City of Alexandria unveils marker to Louisiana’s first African-American governor
Alexandria Mayor Jeffrey W. Hall joined local historic preservation supporters Tuesday afternoon in the Alexander Fulton Mini Park downtown to unveil a historical marker in honor of P.B.S. Pinchback, Louisiana’s first African-American governor.
“It is fitting that we honor P.B.S. Pinchback, the first African-American Governor of Louisiana, during Black History Month,” Hall said. “Gov. Pinchback was a significant force in Louisiana politics during Reconstruction following the Civil War. And he traveled to Alexandria for meetings during his brief time as governor.”
Pinckney Benton Stewart Pinchback was born in 1837 in Georgia to a white father, who was a planter, and a black mother who was a former slave. While he could have tried to pass for white, Pinchback embraced his African-American roots.
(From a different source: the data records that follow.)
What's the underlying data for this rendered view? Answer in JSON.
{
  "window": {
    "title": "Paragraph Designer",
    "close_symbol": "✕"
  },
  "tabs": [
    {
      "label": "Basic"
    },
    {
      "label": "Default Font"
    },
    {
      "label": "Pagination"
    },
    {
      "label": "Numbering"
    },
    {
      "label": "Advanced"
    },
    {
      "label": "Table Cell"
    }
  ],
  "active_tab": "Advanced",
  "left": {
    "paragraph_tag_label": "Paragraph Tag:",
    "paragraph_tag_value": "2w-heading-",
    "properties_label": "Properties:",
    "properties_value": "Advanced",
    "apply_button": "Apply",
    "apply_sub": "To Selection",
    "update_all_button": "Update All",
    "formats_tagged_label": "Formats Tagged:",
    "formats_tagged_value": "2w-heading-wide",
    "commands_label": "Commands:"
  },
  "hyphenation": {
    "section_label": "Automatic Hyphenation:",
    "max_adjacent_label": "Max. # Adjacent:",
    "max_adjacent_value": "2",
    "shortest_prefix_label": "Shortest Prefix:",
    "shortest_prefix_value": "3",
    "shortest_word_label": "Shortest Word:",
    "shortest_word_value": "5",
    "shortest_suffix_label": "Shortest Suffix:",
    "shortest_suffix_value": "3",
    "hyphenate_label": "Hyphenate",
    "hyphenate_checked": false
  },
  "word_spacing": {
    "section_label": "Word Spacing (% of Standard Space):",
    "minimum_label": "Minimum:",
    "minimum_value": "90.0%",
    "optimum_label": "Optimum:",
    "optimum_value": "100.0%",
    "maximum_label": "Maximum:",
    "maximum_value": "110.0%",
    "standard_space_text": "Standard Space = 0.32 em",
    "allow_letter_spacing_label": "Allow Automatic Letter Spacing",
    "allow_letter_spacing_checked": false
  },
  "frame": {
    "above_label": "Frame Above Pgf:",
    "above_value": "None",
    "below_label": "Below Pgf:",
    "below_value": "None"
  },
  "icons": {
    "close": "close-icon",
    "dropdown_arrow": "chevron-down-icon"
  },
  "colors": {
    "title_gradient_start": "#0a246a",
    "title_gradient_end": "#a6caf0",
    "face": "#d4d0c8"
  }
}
During the Civil War and after the fall of New Orleans, Pinchback recruited the first set of African-American volunteer soldiers for the Union Army in Louisiana known as the 1st Louisiana Native Guards, and he served as its first Captain.
After the war, he served as Lieutenant Governor and became the first African-American Governor of Louisiana in December of 1872. His term was short – only six weeks. But during that time several important acts of the Legislature were implemented and he traveled to Alexandria for political meetings.
Pinchback is just one of a number of Louisiana Governors with ties to Alexandria. Governor Earl K. Long lived on Hill Street in Alexandria from 1954 to 1956. And Gov. "Jimmie" Davis launched his international performance career on the steps of the Alexandria City Hall in the early 1920s.
The Pinchback marker is the first marker erected as part of the City of Alexandria’s new Historical Marker Program designed to recognize historical events and people associated with Alexandria.
“It is important that we remember and preserve our history for future generations,” Hall said. “Our hope is that this new City Historical Marker Program will help in that effort.”
Local historian Michael Wynne said he was excited about the new marker program.
“A historical marker is much more than just a sign made up of metal and paint with words on it. They are evidence that a community really cares about its own peoples, both past and present,” he said. “This marker, like our future historical markers, will give us pause to contemplate the great people who once walked our streets before us.”